Copies of all lines containing the string "this" are needed from the data below.

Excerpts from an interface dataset
# # # #
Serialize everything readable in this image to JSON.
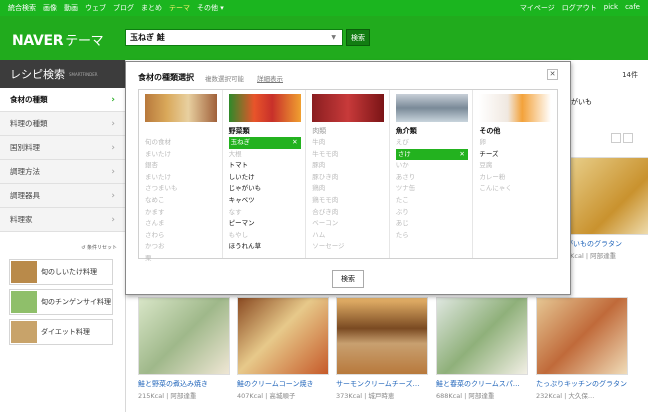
{
  "topnav": {
    "left": [
      "統合検索",
      "画像",
      "動画",
      "ウェブ",
      "ブログ",
      "まとめ",
      "テーマ",
      "その他 ▾"
    ],
    "right": [
      "マイページ",
      "ログアウト",
      "pick",
      "cafe"
    ]
  },
  "header": {
    "logo": "NAVER",
    "logo_suffix": "テーマ",
    "query": "玉ねぎ 鮭",
    "search_label": "検索"
  },
  "sidebar": {
    "title": "レシピ検索",
    "title_sub": "SMARTFINDER",
    "items": [
      {
        "label": "食材の種類"
      },
      {
        "label": "料理の種類"
      },
      {
        "label": "国別料理"
      },
      {
        "label": "調理方法"
      },
      {
        "label": "調理器具"
      },
      {
        "label": "料理家"
      }
    ],
    "reset": "条件リセット",
    "recent": [
      "旬のしいたけ料理",
      "旬のチンゲンサイ料理",
      "ダイエット料理"
    ]
  },
  "results": {
    "count": "14件",
    "partial_title": "がいも",
    "cards_top": [
      {
        "title": "",
        "meta": ""
      },
      {
        "title": "ジャガイモとサーモンのグラタン",
        "meta": "…Kcal | 阿部達…"
      }
    ],
    "cards": [
      {
        "title": "鮭と野菜の煮込み焼き",
        "meta": "215Kcal | 阿部達重"
      },
      {
        "title": "鮭のクリームコーン焼き",
        "meta": "407Kcal | 高城順子"
      },
      {
        "title": "サーモンクリームチーズ…",
        "meta": "373Kcal | 城戸時恵"
      },
      {
        "title": "鮭と春菜のクリームスパ…",
        "meta": "688Kcal | 阿部達重"
      },
      {
        "title": "たっぷりキッチンのグラタン",
        "meta": "232Kcal | 大久保…"
      }
    ],
    "top_cards": [
      {
        "title": "がいものグラタン",
        "meta": "3Kcal | 阿部達重"
      }
    ]
  },
  "modal": {
    "title": "食材の種類選択",
    "option": "複数選択可能",
    "detail": "詳細表示",
    "search": "検索",
    "columns": [
      {
        "header": "",
        "items": [
          "旬の食材",
          "まいたけ",
          "銀杏",
          "まいたけ",
          "さつまいも",
          "なめこ",
          "かます",
          "さんま",
          "さわら",
          "かつお",
          "栗"
        ],
        "dim": true
      },
      {
        "header": "野菜類",
        "items": [
          "玉ねぎ",
          "大根",
          "トマト",
          "しいたけ",
          "じゃがいも",
          "キャベツ",
          "なす",
          "ピーマン",
          "もやし",
          "ほうれん草"
        ],
        "selected": 0,
        "on": [
          2,
          3,
          4,
          5,
          7,
          9
        ]
      },
      {
        "header": "肉類",
        "items": [
          "牛肉",
          "牛モモ肉",
          "豚肉",
          "豚ひき肉",
          "鶏肉",
          "鶏モモ肉",
          "合びき肉",
          "ベーコン",
          "ハム",
          "ソーセージ"
        ],
        "dim": true
      },
      {
        "header": "魚介類",
        "items": [
          "えび",
          "さけ",
          "いか",
          "あさり",
          "ツナ缶",
          "たこ",
          "ぶり",
          "あじ",
          "たら"
        ],
        "selected": 1
      },
      {
        "header": "その他",
        "items": [
          "卵",
          "チーズ",
          "豆腐",
          "カレー粉",
          "こんにゃく"
        ],
        "on": [
          1
        ]
      }
    ]
  },
  "colors": {
    "brand": "#21ab1d",
    "topbar": "#1bb51f",
    "active_tab": "#fff36d"
  }
}
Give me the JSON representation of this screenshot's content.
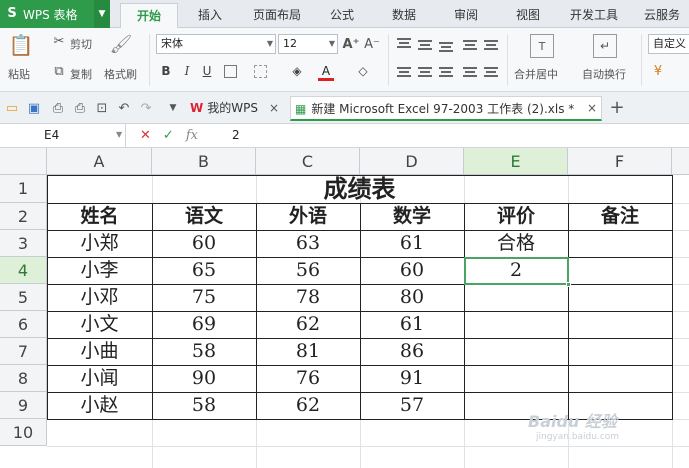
{
  "app": {
    "name": "WPS 表格"
  },
  "ribbon_tabs": [
    "开始",
    "插入",
    "页面布局",
    "公式",
    "数据",
    "审阅",
    "视图",
    "开发工具",
    "云服务"
  ],
  "active_tab": "开始",
  "toolbar": {
    "paste": "粘贴",
    "cut": "剪切",
    "copy": "复制",
    "format_painter": "格式刷",
    "font_name": "宋体",
    "font_size": "12",
    "merge_center": "合并居中",
    "wrap_text": "自动换行",
    "number_format": "自定义"
  },
  "doc_tabs": [
    {
      "label": "我的WPS"
    },
    {
      "label": "新建 Microsoft Excel 97-2003 工作表 (2).xls *"
    }
  ],
  "formula_bar": {
    "cell_ref": "E4",
    "value": "2"
  },
  "columns": [
    "A",
    "B",
    "C",
    "D",
    "E",
    "F"
  ],
  "rows": [
    "1",
    "2",
    "3",
    "4",
    "5",
    "6",
    "7",
    "8",
    "9",
    "10"
  ],
  "selected_cell": "E4",
  "sheet": {
    "title": "成绩表",
    "headers": [
      "姓名",
      "语文",
      "外语",
      "数学",
      "评价",
      "备注"
    ],
    "data": [
      [
        "小郑",
        "60",
        "63",
        "61",
        "合格",
        ""
      ],
      [
        "小李",
        "65",
        "56",
        "60",
        "2",
        ""
      ],
      [
        "小邓",
        "75",
        "78",
        "80",
        "",
        ""
      ],
      [
        "小文",
        "69",
        "62",
        "61",
        "",
        ""
      ],
      [
        "小曲",
        "58",
        "81",
        "86",
        "",
        ""
      ],
      [
        "小闻",
        "90",
        "76",
        "91",
        "",
        ""
      ],
      [
        "小赵",
        "58",
        "62",
        "57",
        "",
        ""
      ]
    ]
  },
  "watermark": {
    "text": "Baidu 经验",
    "sub": "jingyan.baidu.com"
  }
}
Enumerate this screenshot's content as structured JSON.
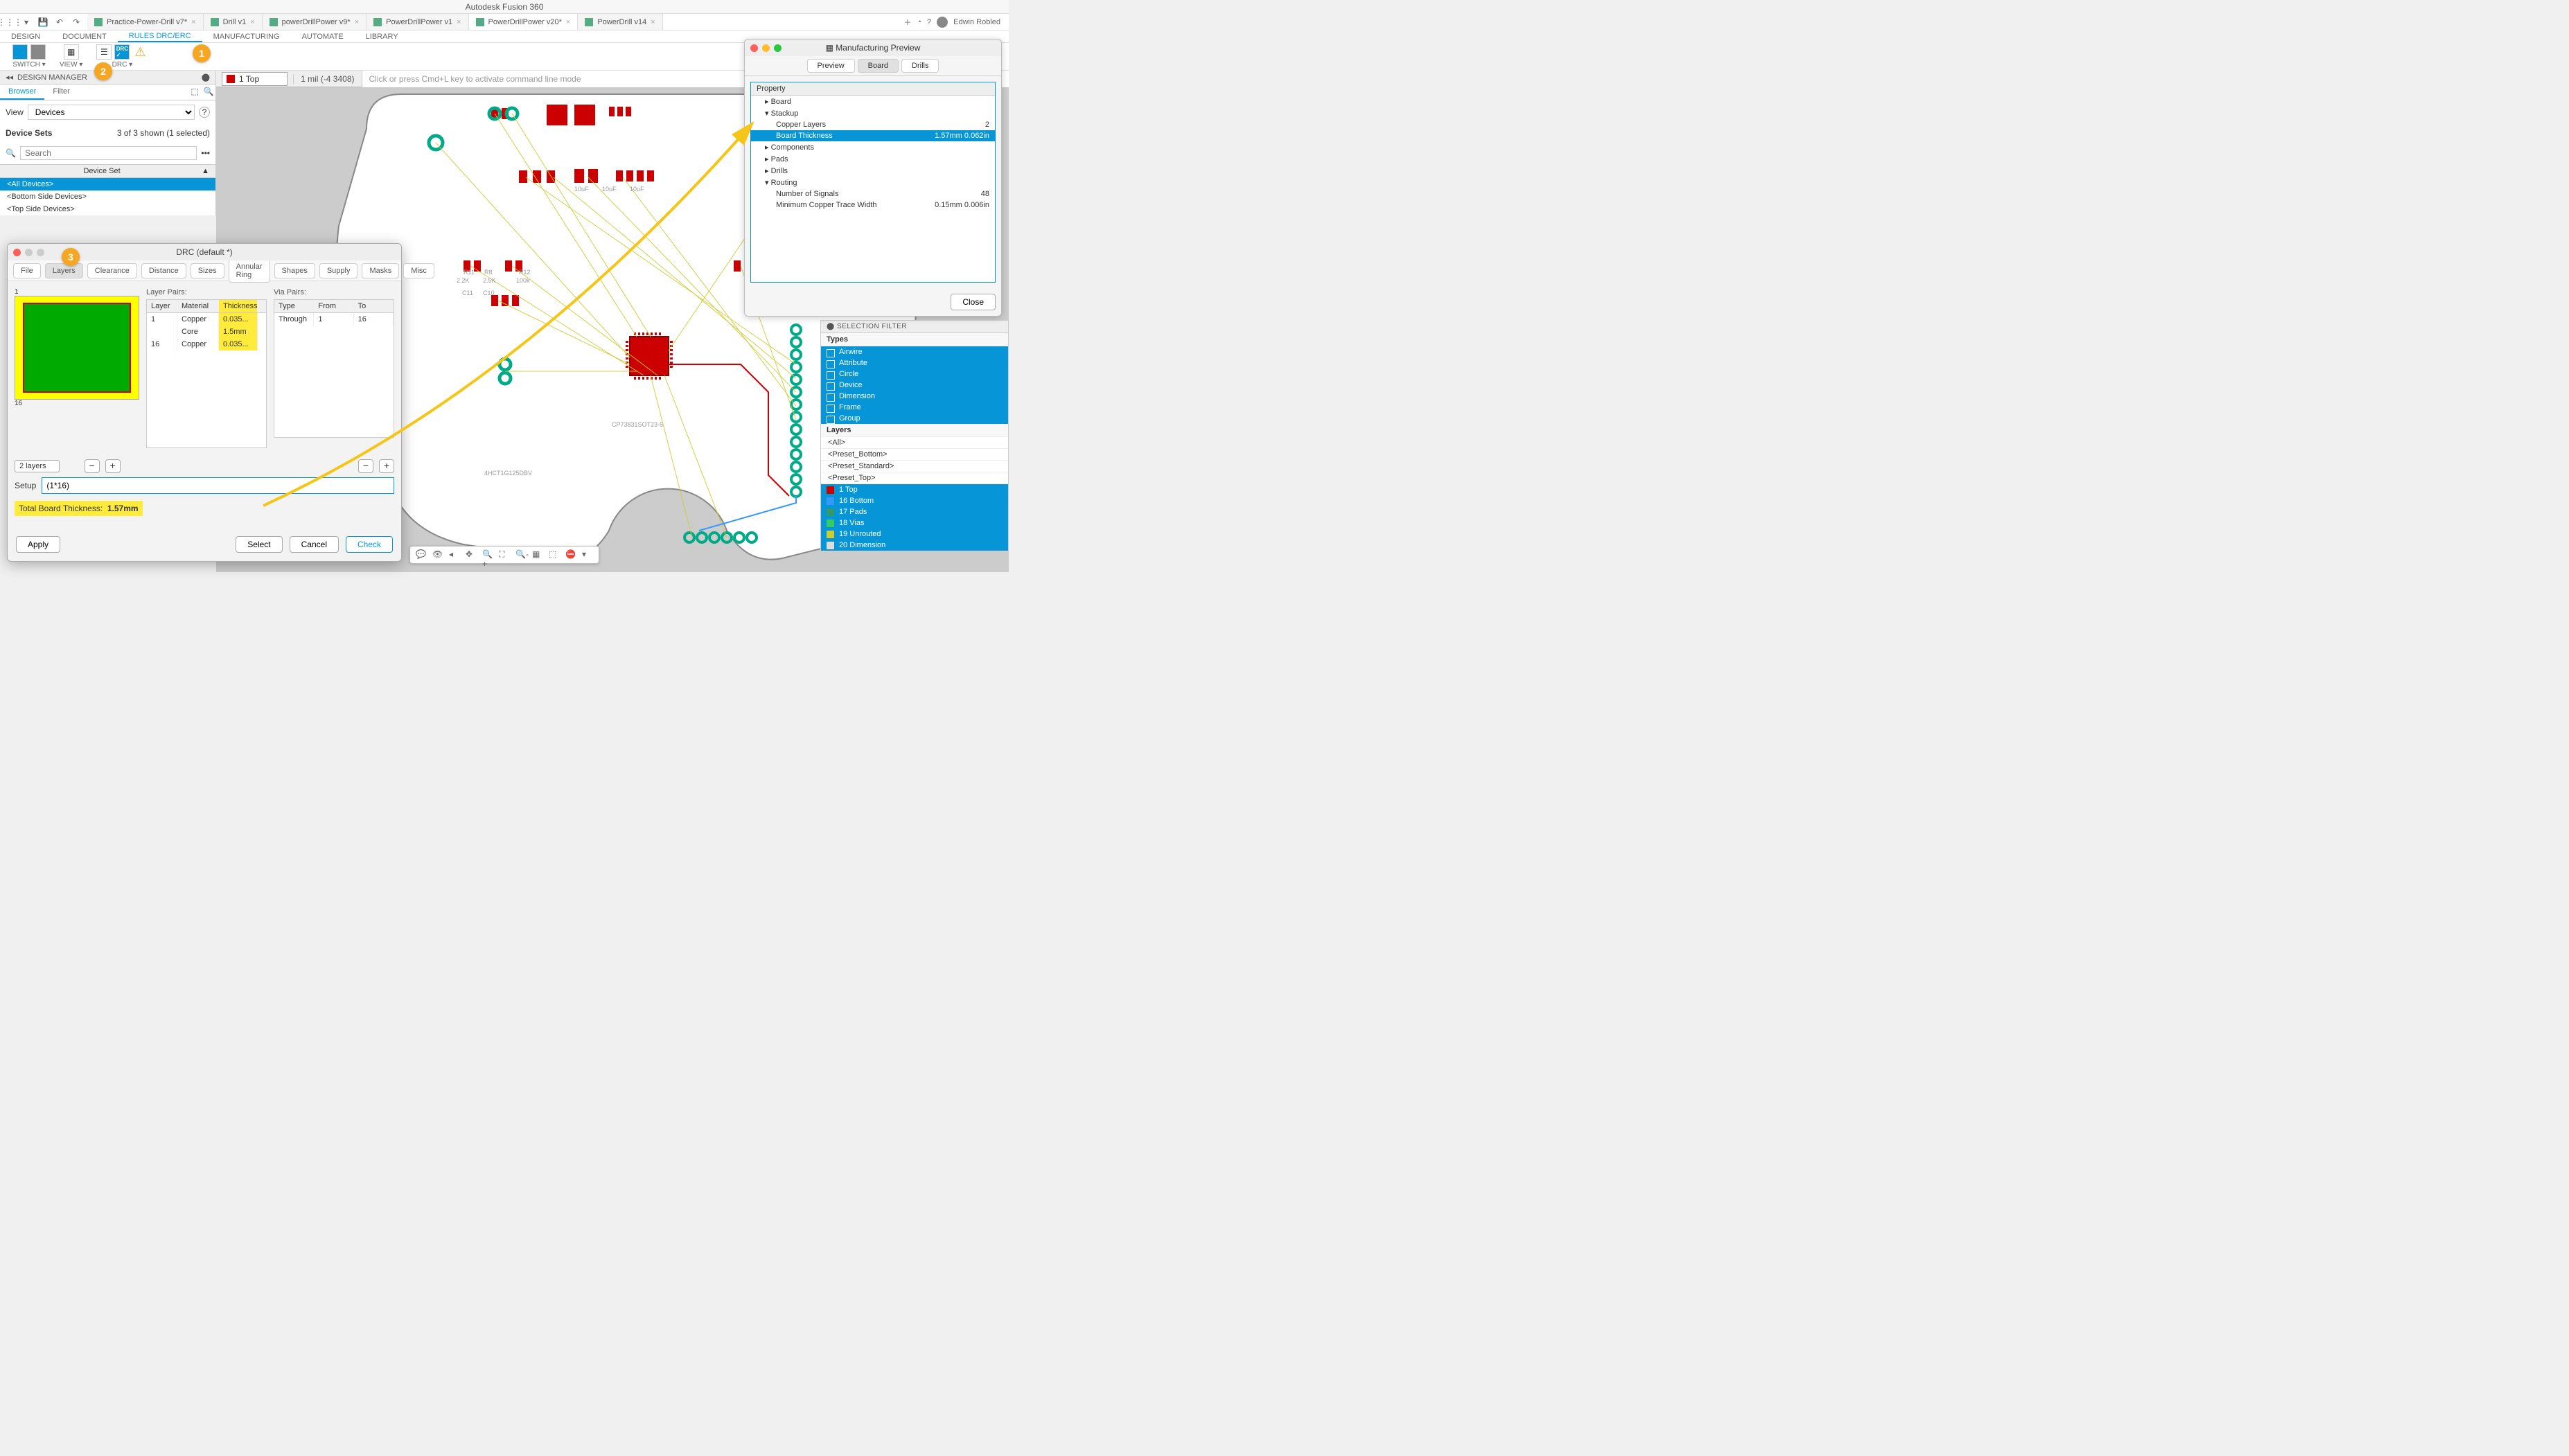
{
  "app_title": "Autodesk Fusion 360",
  "user_name": "Edwin Robled",
  "file_tabs": [
    {
      "label": "Practice-Power-Drill v7*",
      "active": false
    },
    {
      "label": "Drill v1",
      "active": false
    },
    {
      "label": "powerDrillPower v9*",
      "active": false
    },
    {
      "label": "PowerDrillPower v1",
      "active": false
    },
    {
      "label": "PowerDrillPower v20*",
      "active": true
    },
    {
      "label": "PowerDrill v14",
      "active": false
    }
  ],
  "workspace_tabs": [
    "DESIGN",
    "DOCUMENT",
    "RULES DRC/ERC",
    "MANUFACTURING",
    "AUTOMATE",
    "LIBRARY"
  ],
  "workspace_active": "RULES DRC/ERC",
  "ribbon_groups": [
    {
      "label": "SWITCH ▾"
    },
    {
      "label": "VIEW ▾"
    },
    {
      "label": "DRC ▾"
    }
  ],
  "callouts": {
    "c1": "1",
    "c2": "2",
    "c3": "3"
  },
  "design_manager": {
    "title": "DESIGN MANAGER",
    "tabs": [
      "Browser",
      "Filter"
    ],
    "tab_active": "Browser",
    "view_label": "View",
    "view_value": "Devices",
    "sets_label": "Device Sets",
    "sets_count": "3 of 3 shown (1 selected)",
    "search_placeholder": "Search",
    "list_header": "Device Set",
    "items": [
      "<All Devices>",
      "<Bottom Side Devices>",
      "<Top Side Devices>"
    ],
    "selected_index": 0
  },
  "canvas": {
    "layer": "1 Top",
    "coord": "1 mil (-4 3408)",
    "cmd_placeholder": "Click or press Cmd+L key to activate command line mode"
  },
  "drc": {
    "title": "DRC (default *)",
    "tabs": [
      "File",
      "Layers",
      "Clearance",
      "Distance",
      "Sizes",
      "Annular Ring",
      "Shapes",
      "Supply",
      "Masks",
      "Misc"
    ],
    "tab_active": "Layers",
    "layer_pairs_label": "Layer Pairs:",
    "via_pairs_label": "Via Pairs:",
    "layers_cols": [
      "Layer",
      "Material",
      "Thickness"
    ],
    "layers_rows": [
      {
        "layer": "1",
        "material": "Copper",
        "thickness": "0.035..."
      },
      {
        "layer": "",
        "material": "Core",
        "thickness": "1.5mm"
      },
      {
        "layer": "16",
        "material": "Copper",
        "thickness": "0.035..."
      }
    ],
    "via_cols": [
      "Type",
      "From",
      "To"
    ],
    "via_rows": [
      {
        "type": "Through",
        "from": "1",
        "to": "16"
      }
    ],
    "preview_top": "1",
    "preview_bot": "16",
    "layer_count_value": "2 layers",
    "setup_label": "Setup",
    "setup_value": "(1*16)",
    "total_label": "Total Board Thickness:",
    "total_value": "1.57mm",
    "buttons": {
      "apply": "Apply",
      "select": "Select",
      "cancel": "Cancel",
      "check": "Check"
    }
  },
  "mfg": {
    "title": "Manufacturing Preview",
    "tabs": [
      "Preview",
      "Board",
      "Drills"
    ],
    "tab_active": "Board",
    "header": "Property",
    "tree": [
      {
        "k": "Board",
        "lvl": 1,
        "exp": "▸"
      },
      {
        "k": "Stackup",
        "lvl": 1,
        "exp": "▾"
      },
      {
        "k": "Copper Layers",
        "v": "2",
        "lvl": 2
      },
      {
        "k": "Board Thickness",
        "v": "1.57mm   0.062in",
        "lvl": 2,
        "sel": true
      },
      {
        "k": "Components",
        "lvl": 1,
        "exp": "▸"
      },
      {
        "k": "Pads",
        "lvl": 1,
        "exp": "▸"
      },
      {
        "k": "Drills",
        "lvl": 1,
        "exp": "▸"
      },
      {
        "k": "Routing",
        "lvl": 1,
        "exp": "▾"
      },
      {
        "k": "Number of Signals",
        "v": "48",
        "lvl": 2
      },
      {
        "k": "Minimum Copper Trace Width",
        "v": "0.15mm   0.006in",
        "lvl": 2
      }
    ],
    "close": "Close"
  },
  "selection_filter": {
    "header": "SELECTION FILTER",
    "types_label": "Types",
    "types": [
      "Airwire",
      "Attribute",
      "Circle",
      "Device",
      "Dimension",
      "Frame",
      "Group"
    ],
    "layers_label": "Layers",
    "presets": [
      "<All>",
      "<Preset_Bottom>",
      "<Preset_Standard>",
      "<Preset_Top>"
    ],
    "layers": [
      {
        "name": "1 Top",
        "color": "#cc0000"
      },
      {
        "name": "16 Bottom",
        "color": "#3399ff"
      },
      {
        "name": "17 Pads",
        "color": "#339966"
      },
      {
        "name": "18 Vias",
        "color": "#33cc66"
      },
      {
        "name": "19 Unrouted",
        "color": "#cccc33"
      },
      {
        "name": "20 Dimension",
        "color": "#dddddd"
      }
    ]
  }
}
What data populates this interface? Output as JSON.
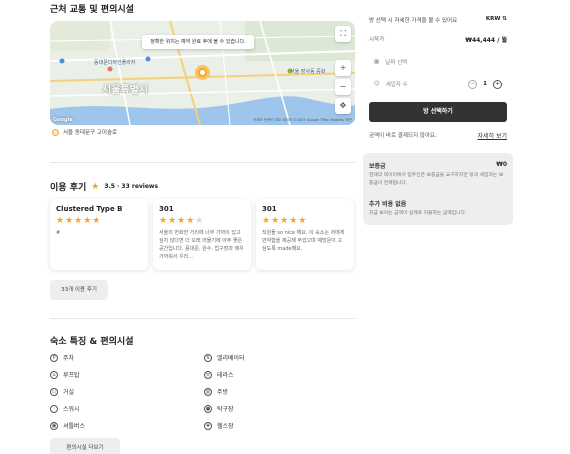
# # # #
## Answer box
Serialize everything readable in this image to JSON.
Give me the JSON representation of this screenshot's content.
Enumerate this screenshot's content as structured JSON.
What data populates this interface? Output as JSON.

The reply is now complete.